How Antithesis Works#

Developers need something better. Testing has barely benefited from the cheap compute that Moore’s law enabled, as it relies instead on engineering labor. Engineers spend their time writing an extensive test suite. Engineers spend their time trying to recreate flaky bugs. Engineers spend their time trying to bisect an identified bug. And even with all that, bugs slip through at every stage of development.

Of course this wastes a lot of time. But much worse than that: it makes shipping new features a potential disaster to fear, rather than an opportunity to pursue. It forces developers to spend time testing and debugging rather than doing the development that they—and your customers—find rewarding.

Antithesis believes that testing is ripe for radical improvement, so that you can develop boldly.

What is Antithesis#

Antithesis is a platform for radically improved testing—autonomous testing. But how does it work?

Software testing (with any platform) requires three things: You must (1) check the correctness of your system (2) under a wide variety of conditions and (3) be able to reproduce the results of any issues that are found.

The Antithesis platform offers three features to meet these requirements. It uses (1) test properties for identifying bugs and (2) intelligently explores your software—all within a (3) deterministic simulation of your system.

While each individual feature is valuable, the radical improvement to testing comes from the combination of all three. We call it autonomous testing: which means Antithesis automatically generates your test cases, unlike automated testing, which only automates running them.

What does it take to achieve autonomous testing? The number of possible states of your software is incomprehensibly large—you need intelligent exploration in order to make exploration tractable. You can generate many possible universes, but how do you know if you have found bugs? You need test properties in order to know if a given universe has identified a bug. And what good is it to find bugs if you cannot recreate them afterwards? You need determinism in order for identification of bugs to have any value.

Antithesis believes that these three features are more than just individual good ideas. They are the building blocks of autonomous testing.

Test properties#

Antithesis provides a powerful implementation of property-based testing. Instead of writing a vast test harness to ensure the correctness of your software, you simply assert your system’s desired functionality via test properties.

Did you struggle with fixing a tricky memory leak? You might assert that your program never runs out of memory. This property would catch that memory leak in the event of a regression. But it would also catch any memory leak, so this property replaces all your tests about memory leaks. Test properties allow you to replace an elaborate test harness with a few dozen, well-chosen properties. Antithesis cuts down on writing tests, so you can get back to development.

Intelligent exploration#

When testing, Antithesis intelligently explores your software. It searches for bugs by generating a multiverse of states in your software’s execution history. In each universe, it checks to see if your system’s properties have been violated.

Antithesis generates universes by feeding inputs to your system (similar to fuzzing) and also by injecting simulated faults, such as network outages. With this fault injection, every test you run can test your code far off the happy-path. Does your new function have subtle, incorrect behavior after post-crash recoveries, during leader elections, or after a rollback? Antithesis tells you immediately, so you can get back to development.

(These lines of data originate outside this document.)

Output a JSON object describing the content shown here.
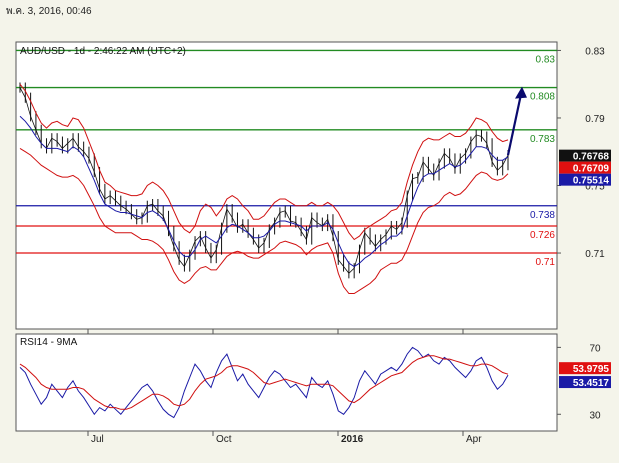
{
  "header": {
    "timestamp": "พ.ค. 3, 2016, 00:46"
  },
  "chart_data": [
    {
      "type": "line",
      "title": "AUD/USD - 1d - 2:46:22 AM (UTC+2)",
      "ylim": [
        0.665,
        0.835
      ],
      "y_ticks": [
        {
          "value": 0.83,
          "label": "0.83"
        },
        {
          "value": 0.79,
          "label": "0.79"
        },
        {
          "value": 0.75,
          "label": "0.75"
        },
        {
          "value": 0.71,
          "label": "0.71"
        }
      ],
      "x_ticks": [
        "Jul",
        "Oct",
        "2016",
        "Apr"
      ],
      "levels": [
        {
          "value": 0.83,
          "label": "0.83",
          "color": "#228b22"
        },
        {
          "value": 0.808,
          "label": "0.808",
          "color": "#228b22"
        },
        {
          "value": 0.783,
          "label": "0.783",
          "color": "#228b22"
        },
        {
          "value": 0.738,
          "label": "0.738",
          "color": "#1a1aa6"
        },
        {
          "value": 0.726,
          "label": "0.726",
          "color": "#e01010"
        },
        {
          "value": 0.71,
          "label": "0.71",
          "color": "#e01010"
        }
      ],
      "markers": [
        {
          "value": 0.76768,
          "label": "0.76768",
          "color": "#111111"
        },
        {
          "value": 0.76709,
          "label": "0.76709",
          "color": "#e01010"
        },
        {
          "value": 0.75514,
          "label": "0.75514",
          "color": "#1a1aa6"
        }
      ],
      "price": [
        0.808,
        0.802,
        0.791,
        0.783,
        0.775,
        0.772,
        0.778,
        0.776,
        0.772,
        0.775,
        0.778,
        0.773,
        0.77,
        0.766,
        0.758,
        0.748,
        0.742,
        0.744,
        0.741,
        0.738,
        0.736,
        0.733,
        0.73,
        0.731,
        0.738,
        0.739,
        0.735,
        0.732,
        0.723,
        0.714,
        0.706,
        0.702,
        0.709,
        0.717,
        0.72,
        0.713,
        0.707,
        0.712,
        0.725,
        0.736,
        0.731,
        0.725,
        0.727,
        0.722,
        0.718,
        0.713,
        0.716,
        0.724,
        0.728,
        0.734,
        0.735,
        0.729,
        0.728,
        0.723,
        0.718,
        0.731,
        0.728,
        0.726,
        0.73,
        0.72,
        0.706,
        0.702,
        0.698,
        0.701,
        0.712,
        0.722,
        0.718,
        0.714,
        0.718,
        0.721,
        0.726,
        0.724,
        0.728,
        0.744,
        0.754,
        0.755,
        0.764,
        0.76,
        0.756,
        0.763,
        0.769,
        0.766,
        0.76,
        0.766,
        0.769,
        0.776,
        0.78,
        0.779,
        0.775,
        0.764,
        0.759,
        0.762,
        0.768
      ],
      "bollinger_upper": [
        0.81,
        0.806,
        0.8,
        0.793,
        0.787,
        0.784,
        0.787,
        0.788,
        0.786,
        0.785,
        0.79,
        0.789,
        0.784,
        0.776,
        0.768,
        0.759,
        0.752,
        0.75,
        0.747,
        0.746,
        0.745,
        0.744,
        0.744,
        0.745,
        0.75,
        0.752,
        0.75,
        0.747,
        0.742,
        0.735,
        0.728,
        0.724,
        0.722,
        0.726,
        0.735,
        0.739,
        0.737,
        0.732,
        0.736,
        0.742,
        0.744,
        0.742,
        0.738,
        0.735,
        0.73,
        0.73,
        0.732,
        0.736,
        0.74,
        0.742,
        0.742,
        0.74,
        0.738,
        0.738,
        0.738,
        0.74,
        0.738,
        0.738,
        0.74,
        0.738,
        0.734,
        0.728,
        0.722,
        0.718,
        0.72,
        0.724,
        0.726,
        0.728,
        0.73,
        0.732,
        0.735,
        0.736,
        0.74,
        0.752,
        0.762,
        0.77,
        0.776,
        0.778,
        0.777,
        0.777,
        0.779,
        0.781,
        0.779,
        0.779,
        0.781,
        0.785,
        0.79,
        0.789,
        0.787,
        0.782,
        0.778,
        0.776,
        0.777
      ],
      "bollinger_lower": [
        0.772,
        0.77,
        0.768,
        0.765,
        0.762,
        0.76,
        0.758,
        0.756,
        0.755,
        0.755,
        0.756,
        0.754,
        0.75,
        0.744,
        0.738,
        0.731,
        0.726,
        0.724,
        0.722,
        0.722,
        0.722,
        0.722,
        0.72,
        0.718,
        0.718,
        0.717,
        0.715,
        0.712,
        0.706,
        0.699,
        0.694,
        0.692,
        0.694,
        0.698,
        0.701,
        0.702,
        0.7,
        0.7,
        0.704,
        0.708,
        0.71,
        0.711,
        0.71,
        0.708,
        0.707,
        0.707,
        0.709,
        0.711,
        0.713,
        0.716,
        0.717,
        0.716,
        0.715,
        0.713,
        0.709,
        0.712,
        0.714,
        0.715,
        0.716,
        0.71,
        0.698,
        0.69,
        0.686,
        0.686,
        0.688,
        0.69,
        0.692,
        0.695,
        0.7,
        0.702,
        0.704,
        0.704,
        0.706,
        0.712,
        0.72,
        0.728,
        0.734,
        0.737,
        0.738,
        0.74,
        0.744,
        0.746,
        0.744,
        0.745,
        0.748,
        0.752,
        0.756,
        0.758,
        0.757,
        0.754,
        0.753,
        0.754,
        0.757
      ],
      "moving_average": [
        0.791,
        0.788,
        0.784,
        0.779,
        0.775,
        0.772,
        0.772,
        0.772,
        0.771,
        0.77,
        0.773,
        0.771,
        0.767,
        0.76,
        0.753,
        0.745,
        0.739,
        0.737,
        0.735,
        0.734,
        0.734,
        0.733,
        0.732,
        0.731,
        0.734,
        0.735,
        0.733,
        0.73,
        0.724,
        0.717,
        0.711,
        0.708,
        0.708,
        0.712,
        0.718,
        0.72,
        0.718,
        0.716,
        0.72,
        0.725,
        0.727,
        0.726,
        0.724,
        0.722,
        0.719,
        0.719,
        0.72,
        0.723,
        0.727,
        0.729,
        0.729,
        0.728,
        0.727,
        0.726,
        0.723,
        0.726,
        0.726,
        0.726,
        0.728,
        0.724,
        0.716,
        0.709,
        0.704,
        0.702,
        0.704,
        0.707,
        0.709,
        0.712,
        0.715,
        0.717,
        0.72,
        0.72,
        0.723,
        0.732,
        0.741,
        0.749,
        0.755,
        0.757,
        0.757,
        0.759,
        0.761,
        0.763,
        0.761,
        0.762,
        0.765,
        0.769,
        0.773,
        0.773,
        0.772,
        0.768,
        0.765,
        0.765,
        0.767
      ]
    },
    {
      "type": "line",
      "title": "RSI14 - 9MA",
      "ylim": [
        20,
        78
      ],
      "y_ticks": [
        {
          "value": 70,
          "label": "70"
        },
        {
          "value": 30,
          "label": "30"
        }
      ],
      "markers": [
        {
          "value": 53.9795,
          "label": "53.9795",
          "color": "#e01010"
        },
        {
          "value": 53.4517,
          "label": "53.4517",
          "color": "#1a1aa6"
        }
      ],
      "rsi": [
        58,
        55,
        48,
        42,
        36,
        40,
        48,
        44,
        40,
        46,
        50,
        44,
        40,
        35,
        30,
        34,
        32,
        36,
        33,
        30,
        34,
        38,
        42,
        46,
        48,
        44,
        38,
        33,
        30,
        28,
        34,
        44,
        52,
        60,
        56,
        50,
        46,
        55,
        62,
        66,
        58,
        50,
        54,
        48,
        44,
        40,
        46,
        52,
        56,
        54,
        50,
        46,
        48,
        44,
        40,
        52,
        48,
        46,
        50,
        42,
        32,
        30,
        34,
        40,
        50,
        56,
        52,
        48,
        54,
        56,
        58,
        56,
        60,
        66,
        70,
        68,
        64,
        66,
        62,
        60,
        64,
        62,
        58,
        55,
        52,
        56,
        62,
        64,
        58,
        50,
        45,
        48,
        53.45
      ],
      "rsi_ma": [
        60,
        58,
        55,
        52,
        48,
        46,
        45,
        45,
        45,
        45,
        46,
        46,
        45,
        42,
        39,
        37,
        35,
        34,
        34,
        33,
        33,
        34,
        36,
        38,
        40,
        42,
        42,
        41,
        39,
        36,
        35,
        36,
        39,
        44,
        48,
        51,
        52,
        53,
        55,
        58,
        59,
        59,
        58,
        57,
        55,
        52,
        49,
        48,
        49,
        50,
        51,
        50,
        49,
        48,
        47,
        48,
        48,
        48,
        48,
        47,
        44,
        41,
        38,
        37,
        39,
        42,
        45,
        47,
        49,
        51,
        53,
        54,
        55,
        58,
        61,
        63,
        64,
        65,
        65,
        64,
        63,
        63,
        62,
        61,
        60,
        59,
        59,
        60,
        60,
        59,
        57,
        55,
        53.98
      ]
    }
  ]
}
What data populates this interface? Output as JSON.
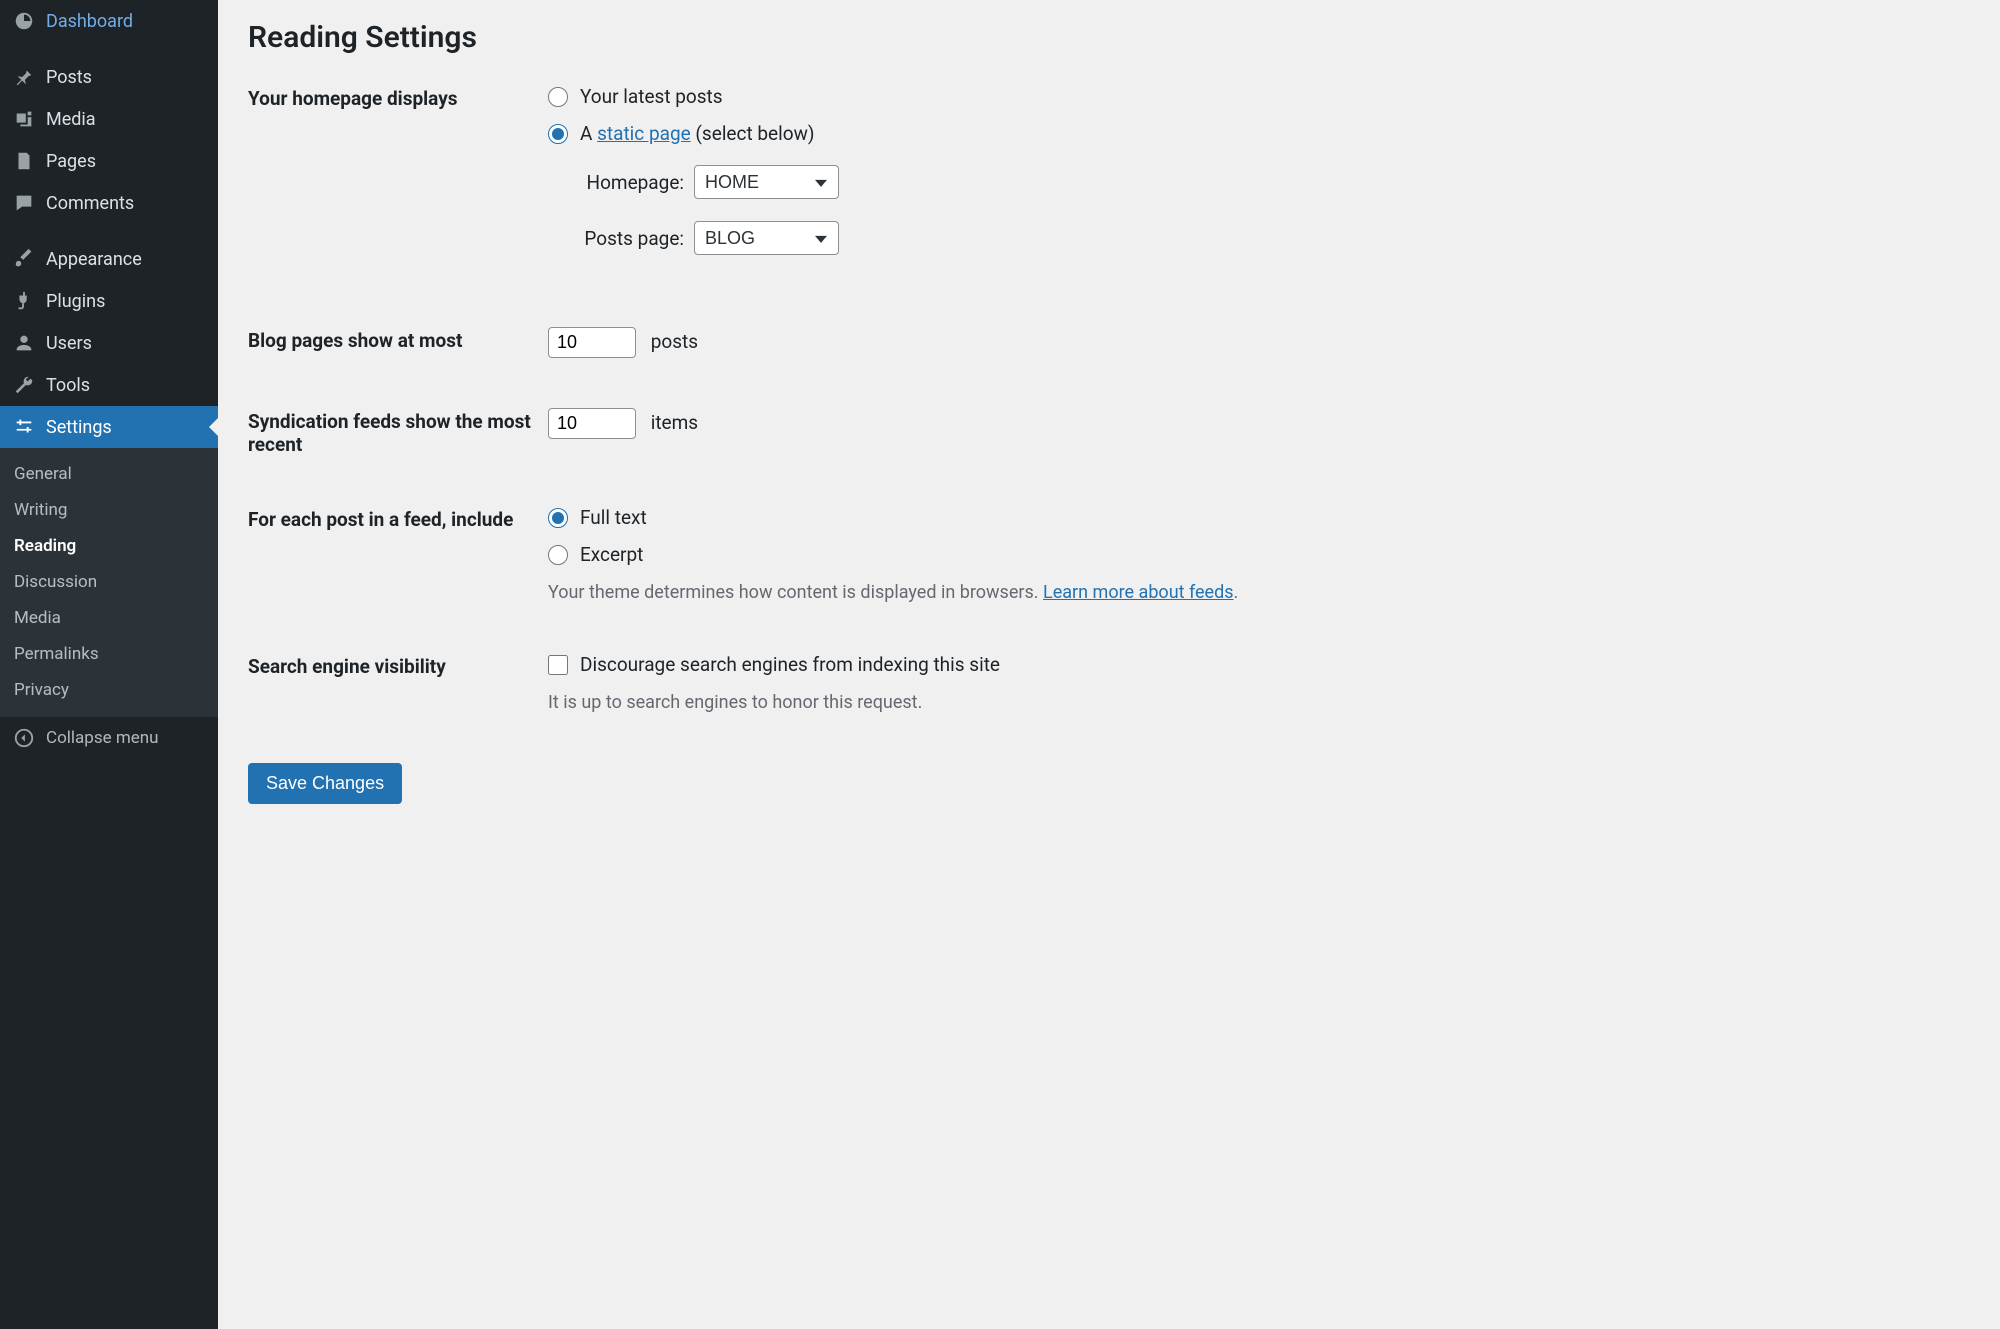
{
  "sidebar": {
    "items": [
      {
        "label": "Dashboard"
      },
      {
        "label": "Posts"
      },
      {
        "label": "Media"
      },
      {
        "label": "Pages"
      },
      {
        "label": "Comments"
      },
      {
        "label": "Appearance"
      },
      {
        "label": "Plugins"
      },
      {
        "label": "Users"
      },
      {
        "label": "Tools"
      },
      {
        "label": "Settings"
      }
    ],
    "submenu": [
      {
        "label": "General"
      },
      {
        "label": "Writing"
      },
      {
        "label": "Reading"
      },
      {
        "label": "Discussion"
      },
      {
        "label": "Media"
      },
      {
        "label": "Permalinks"
      },
      {
        "label": "Privacy"
      }
    ],
    "collapse_label": "Collapse menu"
  },
  "page": {
    "title": "Reading Settings",
    "homepage_displays": {
      "label": "Your homepage displays",
      "opt_latest": "Your latest posts",
      "opt_static_prefix": "A ",
      "opt_static_link": "static page",
      "opt_static_suffix": " (select below)",
      "homepage_label": "Homepage:",
      "homepage_value": "HOME",
      "postspage_label": "Posts page:",
      "postspage_value": "BLOG"
    },
    "blog_pages": {
      "label": "Blog pages show at most",
      "value": "10",
      "unit": "posts"
    },
    "syndication": {
      "label": "Syndication feeds show the most recent",
      "value": "10",
      "unit": "items"
    },
    "feed_include": {
      "label": "For each post in a feed, include",
      "opt_full": "Full text",
      "opt_excerpt": "Excerpt",
      "help_prefix": "Your theme determines how content is displayed in browsers. ",
      "help_link": "Learn more about feeds",
      "help_suffix": "."
    },
    "search_visibility": {
      "label": "Search engine visibility",
      "checkbox_label": "Discourage search engines from indexing this site",
      "help": "It is up to search engines to honor this request."
    },
    "save_label": "Save Changes"
  }
}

Antithesis simulates every aspect of your system, both the software and the hardware it runs on. This hardware simulation allows Antithesis to test everything from APIs to complex distributed systems. Antithesis can simulate multinode distributed systems while having total control over the behavior of the clients, the server, and the network itself. This allows Antithesis to painlessly surface bugs related to concurrency, race conditions, leader elections, rollbacks—and every other word you hate to see on a ticket.

Have you ever been frustrated with wasting time trying to reproduce a flaky bug? Antithesis is deterministic, so the same series of inputs always gives the same output. For a given software build, applying the same set of inputs always surfaces exactly the same bug—even for complicated concurrency bugs. Antithesis ensures that all bugs are always perfectly reproducible, so you can get back to development.